Personal life[edit]

In 2004, Loeffler married Intercontinental Exchange founder and CEO Jeffrey Sprecher.[7] They reside in Tuxedo Park, Atlanta,[17] in a $10.5 million 15,000-square-foot (1,400 m2) estate named Descante, bought in the most expensive real estate transaction ever in Atlanta.[5]


  1. ^ Georgia’s Kemp ignores Trump, appoints new Republican senator Steve Benen, MSNBC, Dec 4, 2019
  2. ^ a b c Bluestein, Greg (November 18, 2019). "Georgia Senate: A high-profile executive raises her hand for Isakson's job". The Atlanta Journal-Constitution. Retrieved November 29, 2019.
  3. ^ a b c Hiskey, Michelle (June 4, 2011). "Risk, hoops memories entice new Dream owner Loeffler". The Atlanta Journal-Constitution. Retrieved November 29, 2019.
  4. ^ a b Denery, Jim (December 2, 2019). "Who is Kelly Loeffler?". The Atlanta Journal-Constitution. Retrieved December 2, 2019.
  5. ^ a b Lichtenstein, Jesse (March 29, 2013). "Market Movers". Atlanta Magazine. Retrieved December 4, 2019.
  6. ^ "GOP Businesswoman Kelly Loeffler Appointed to Senate in Georgia - Bloomberg Government". Retrieved December 4, 2019.

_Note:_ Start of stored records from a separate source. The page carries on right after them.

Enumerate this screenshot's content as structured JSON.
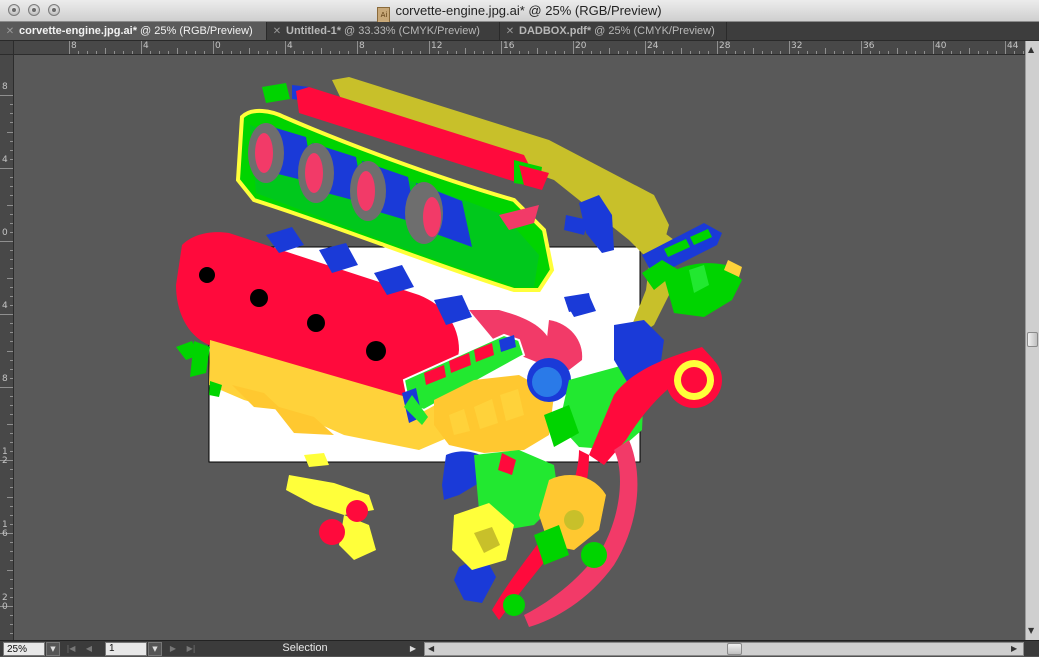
{
  "window": {
    "title": "corvette-engine.jpg.ai* @ 25% (RGB/Preview)",
    "doc_icon_label": "Ai"
  },
  "tabs": [
    {
      "name": "corvette-engine.jpg.ai*",
      "suffix": " @ 25% (RGB/Preview)",
      "active": true
    },
    {
      "name": "Untitled-1*",
      "suffix": " @ 33.33% (CMYK/Preview)",
      "active": false
    },
    {
      "name": "DADBOX.pdf*",
      "suffix": " @ 25% (CMYK/Preview)",
      "active": false
    }
  ],
  "rulers": {
    "top_labels": [
      "8",
      "4",
      "0",
      "4",
      "8",
      "12",
      "16",
      "20",
      "24",
      "28",
      "32",
      "36",
      "40",
      "44"
    ],
    "left_labels": [
      "8",
      "4",
      "0",
      "4",
      "8",
      "12",
      "16",
      "20"
    ]
  },
  "status": {
    "zoom": "25%",
    "page": "1",
    "tool": "Selection"
  },
  "icons": {
    "close": "close-icon",
    "dropdown": "chevron-down-icon",
    "first": "first-page-icon",
    "prev": "prev-page-icon",
    "next": "next-page-icon",
    "last": "last-page-icon"
  },
  "colors": {
    "pasteboard": "#595959",
    "artboard": "#ffffff",
    "red": "#ff0a3c",
    "pink": "#f23a68",
    "green": "#00d400",
    "bright_green": "#22e830",
    "blue": "#1a3ad8",
    "yellow": "#ffd23a",
    "lemon": "#ffff3a",
    "olive": "#c8c02a",
    "orange": "#ffc830"
  }
}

  7. ^ a b Meyer, Gregory (March 27, 2018). "ICE communications head Kelly Loeffler to step down at year's end". Retrieved November 27, 2019.
  8. ^ a b Seward, Christopher (September 4, 2011). "Atlanta Dream changes ownership". The Atlanta Journal-Constitution. Retrieved December 2, 2019.

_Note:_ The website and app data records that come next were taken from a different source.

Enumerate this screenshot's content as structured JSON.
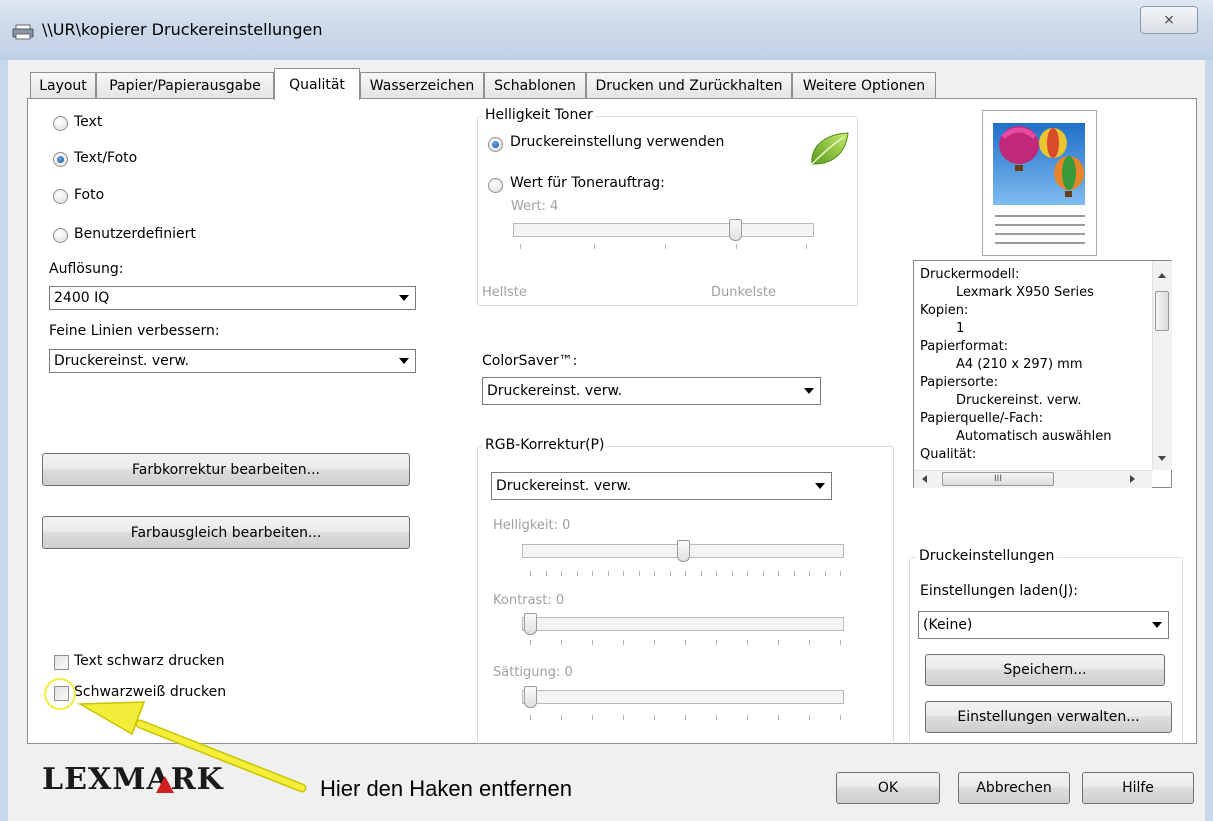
{
  "window": {
    "title": "\\\\UR\\kopierer Druckereinstellungen",
    "close_label": "⨯"
  },
  "tabs": [
    {
      "label": "Layout"
    },
    {
      "label": "Papier/Papierausgabe"
    },
    {
      "label": "Qualität"
    },
    {
      "label": "Wasserzeichen"
    },
    {
      "label": "Schablonen"
    },
    {
      "label": "Drucken und Zurückhalten"
    },
    {
      "label": "Weitere Optionen"
    }
  ],
  "active_tab": "Qualität",
  "quality_mode": {
    "options": [
      {
        "label": "Text",
        "selected": false
      },
      {
        "label": "Text/Foto",
        "selected": true
      },
      {
        "label": "Foto",
        "selected": false
      },
      {
        "label": "Benutzerdefiniert",
        "selected": false
      }
    ]
  },
  "resolution": {
    "label": "Auflösung:",
    "value": "2400 IQ"
  },
  "fine_lines": {
    "label": "Feine Linien verbessern:",
    "value": "Druckereinst. verw."
  },
  "buttons": {
    "color_correction": "Farbkorrektur bearbeiten...",
    "color_balance": "Farbausgleich bearbeiten..."
  },
  "checkboxes": {
    "print_text_black": {
      "label": "Text schwarz drucken",
      "checked": false
    },
    "print_bw": {
      "label": "Schwarzweiß drucken",
      "checked": false
    }
  },
  "toner": {
    "group_label": "Helligkeit Toner",
    "option_printer": {
      "label": "Druckereinstellung verwenden",
      "selected": true
    },
    "option_value": {
      "label": "Wert für Tonerauftrag:",
      "selected": false
    },
    "value_label": "Wert: 4",
    "value": 4,
    "min_label": "Hellste",
    "max_label": "Dunkelste"
  },
  "colorsaver": {
    "label": "ColorSaver™:",
    "value": "Druckereinst. verw."
  },
  "rgb": {
    "group_label": "RGB-Korrektur(P)",
    "value": "Druckereinst. verw.",
    "brightness_label": "Helligkeit: 0",
    "contrast_label": "Kontrast: 0",
    "saturation_label": "Sättigung: 0"
  },
  "summary": {
    "lines": [
      {
        "text": "Druckermodell:",
        "indent": false
      },
      {
        "text": "Lexmark X950 Series",
        "indent": true
      },
      {
        "text": "Kopien:",
        "indent": false
      },
      {
        "text": "1",
        "indent": true
      },
      {
        "text": "Papierformat:",
        "indent": false
      },
      {
        "text": "A4 (210 x 297) mm",
        "indent": true
      },
      {
        "text": "Papiersorte:",
        "indent": false
      },
      {
        "text": "Druckereinst. verw.",
        "indent": true
      },
      {
        "text": "Papierquelle/-Fach:",
        "indent": false
      },
      {
        "text": "Automatisch auswählen",
        "indent": true
      },
      {
        "text": "Qualität:",
        "indent": false
      }
    ],
    "hscroll_grip": "III"
  },
  "print_settings": {
    "group_label": "Druckeinstellungen",
    "load_label": "Einstellungen laden(J):",
    "load_value": "(Keine)",
    "save_button": "Speichern...",
    "manage_button": "Einstellungen verwalten..."
  },
  "footer": {
    "logo": "LEXMARK",
    "annotation": "Hier den Haken entfernen",
    "ok": "OK",
    "cancel": "Abbrechen",
    "help": "Hilfe"
  },
  "colors": {
    "annotation_arrow": "#f2ee3a",
    "logo": "#1a1a1a",
    "logo_accent": "#d02020"
  }
}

  9. ^ "Mary Brock And Kelly Loeffler: Running The WNBA's Atlanta Dream". September 26, 2011. Retrieved November 27, 2019.
  10. ^ Tully, Shawn (August 3, 2018). "The NYSE's Owner Wants to Bring Bitcoin to Your 401(k). Are Crypto Credit Cards Next?". Fortune. Retrieved November 29, 2019.

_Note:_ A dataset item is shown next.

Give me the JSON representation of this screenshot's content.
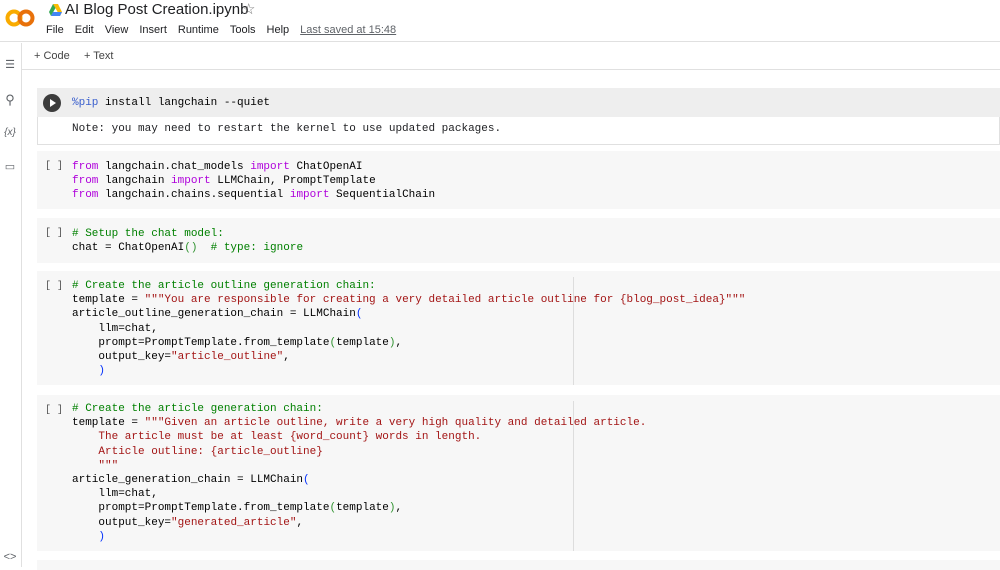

  11. ^ a b Evers-Hillstrom, Karl (December 4, 2019). "GOP Senate appointee Kelly Loeffler has extensive history of giving to Republicans — and a few Democrats". Open Secrets. Retrieved December 4, 2019.
  12. ^ Schultheis, Emily (November 4, 2013). "WNBA owner passes on Senate run". Politico. Retrieved November 27, 2019.
  13. ^ Bluestein, Greg (November 26, 2019). "In secretive trip, Georgia governor tried to sell Trump on Senate pick". The Atlanta Journal-Constitution. Retrieved November 27, 2019.
  14. ^ Bluestein, Greg (November 29, 2019). "Georgia gov expected to tap finance exec to US Senate next week". The Atlanta Journal-Constitution. Retrieved November 29, 2019.
  15. ^ Bluestein, Greg (December 4, 2019). "Kemp taps Kelly Loeffler, financial exec, to US Senate seat". The Atlanta Journal-Constitution. Retrieved December 4, 2019.
  16. ^ Isenstadt, Alex. "Loeffler will cut huge check for Georgia special election". Politico. Retrieved December 4, 2019.
  17. ^ Hirsh, Ben (October 24, 2014). "Buckhead Man Buys NYSE". Retrieved December 1, 2019.

External links[edit]

U.S. Senate
Preceded by
Johnny Isakson
U.S. Senator (Class 3) from Georgia
Taking office 2020
Served alongside: David Perdue